Element data from apps and pages
-*-*-

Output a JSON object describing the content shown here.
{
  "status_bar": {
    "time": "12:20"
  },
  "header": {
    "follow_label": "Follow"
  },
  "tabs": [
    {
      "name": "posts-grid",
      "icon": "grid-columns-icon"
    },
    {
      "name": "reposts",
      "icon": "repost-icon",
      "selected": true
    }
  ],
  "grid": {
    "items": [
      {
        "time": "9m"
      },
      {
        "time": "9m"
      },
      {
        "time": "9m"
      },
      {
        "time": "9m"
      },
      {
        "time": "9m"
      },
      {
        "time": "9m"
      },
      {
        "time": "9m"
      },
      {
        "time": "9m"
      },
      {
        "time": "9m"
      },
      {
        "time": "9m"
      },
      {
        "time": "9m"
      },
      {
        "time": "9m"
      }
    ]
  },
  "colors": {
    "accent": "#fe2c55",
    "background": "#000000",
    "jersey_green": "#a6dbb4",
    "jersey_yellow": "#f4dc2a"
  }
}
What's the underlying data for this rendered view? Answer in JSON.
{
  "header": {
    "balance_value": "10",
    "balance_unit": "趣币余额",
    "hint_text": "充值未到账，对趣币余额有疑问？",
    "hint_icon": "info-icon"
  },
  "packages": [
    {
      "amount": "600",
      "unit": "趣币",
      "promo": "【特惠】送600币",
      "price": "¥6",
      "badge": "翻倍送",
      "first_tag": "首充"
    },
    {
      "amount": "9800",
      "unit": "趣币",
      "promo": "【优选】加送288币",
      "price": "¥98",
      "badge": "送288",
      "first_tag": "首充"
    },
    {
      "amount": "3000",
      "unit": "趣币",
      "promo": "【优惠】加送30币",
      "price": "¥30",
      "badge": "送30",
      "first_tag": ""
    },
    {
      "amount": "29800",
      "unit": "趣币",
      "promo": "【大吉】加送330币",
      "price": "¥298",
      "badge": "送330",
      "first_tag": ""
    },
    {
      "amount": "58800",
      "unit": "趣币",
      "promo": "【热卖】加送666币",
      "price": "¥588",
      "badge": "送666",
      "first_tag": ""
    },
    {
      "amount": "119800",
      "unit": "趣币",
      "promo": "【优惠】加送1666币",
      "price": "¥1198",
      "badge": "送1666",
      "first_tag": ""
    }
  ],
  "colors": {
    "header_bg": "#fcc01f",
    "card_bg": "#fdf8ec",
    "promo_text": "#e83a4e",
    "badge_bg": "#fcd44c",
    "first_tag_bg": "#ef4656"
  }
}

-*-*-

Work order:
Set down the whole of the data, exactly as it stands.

Answer for this exercise:
Output a JSON object describing the content shown here.
{
  "status_bar": {
    "time": "12:20"
  },
  "header": {
    "follow_label": "Follow"
  },
  "tabs": [
    {
      "name": "posts-grid",
      "icon": "grid-columns-icon"
    },
    {
      "name": "reposts",
      "icon": "repost-icon",
      "selected": true
    }
  ],
  "grid": {
    "items": [
      {
        "time": "9m"
      },
      {
        "time": "9m"
      },
      {
        "time": "9m"
      },
      {
        "time": "9m"
      },
      {
        "time": "9m"
      },
      {
        "time": "9m"
      },
      {
        "time": "9m"
      },
      {
        "time": "9m"
      },
      {
        "time": "9m"
      },
      {
        "time": "9m"
      },
      {
        "time": "9m"
      },
      {
        "time": "9m"
      }
    ]
  },
  "colors": {
    "accent": "#fe2c55",
    "background": "#000000",
    "jersey_green": "#a6dbb4",
    "jersey_yellow": "#f4dc2a"
  }
}
What's the underlying data for this rendered view? Answer in JSON.
{
  "header": {
    "balance_value": "10",
    "balance_unit": "趣币余额",
    "hint_text": "充值未到账，对趣币余额有疑问？",
    "hint_icon": "info-icon"
  },
  "packages": [
    {
      "amount": "600",
      "unit": "趣币",
      "promo": "【特惠】送600币",
      "price": "¥6",
      "badge": "翻倍送",
      "first_tag": "首充"
    },
    {
      "amount": "9800",
      "unit": "趣币",
      "promo": "【优选】加送288币",
      "price": "¥98",
      "badge": "送288",
      "first_tag": "首充"
    },
    {
      "amount": "3000",
      "unit": "趣币",
      "promo": "【优惠】加送30币",
      "price": "¥30",
      "badge": "送30",
      "first_tag": ""
    },
    {
      "amount": "29800",
      "unit": "趣币",
      "promo": "【大吉】加送330币",
      "price": "¥298",
      "badge": "送330",
      "first_tag": ""
    },
    {
      "amount": "58800",
      "unit": "趣币",
      "promo": "【热卖】加送666币",
      "price": "¥588",
      "badge": "送666",
      "first_tag": ""
    },
    {
      "amount": "119800",
      "unit": "趣币",
      "promo": "【优惠】加送1666币",
      "price": "¥1198",
      "badge": "送1666",
      "first_tag": ""
    }
  ],
  "colors": {
    "header_bg": "#fcc01f",
    "card_bg": "#fdf8ec",
    "promo_text": "#e83a4e",
    "badge_bg": "#fcd44c",
    "first_tag_bg": "#ef4656"
  }
}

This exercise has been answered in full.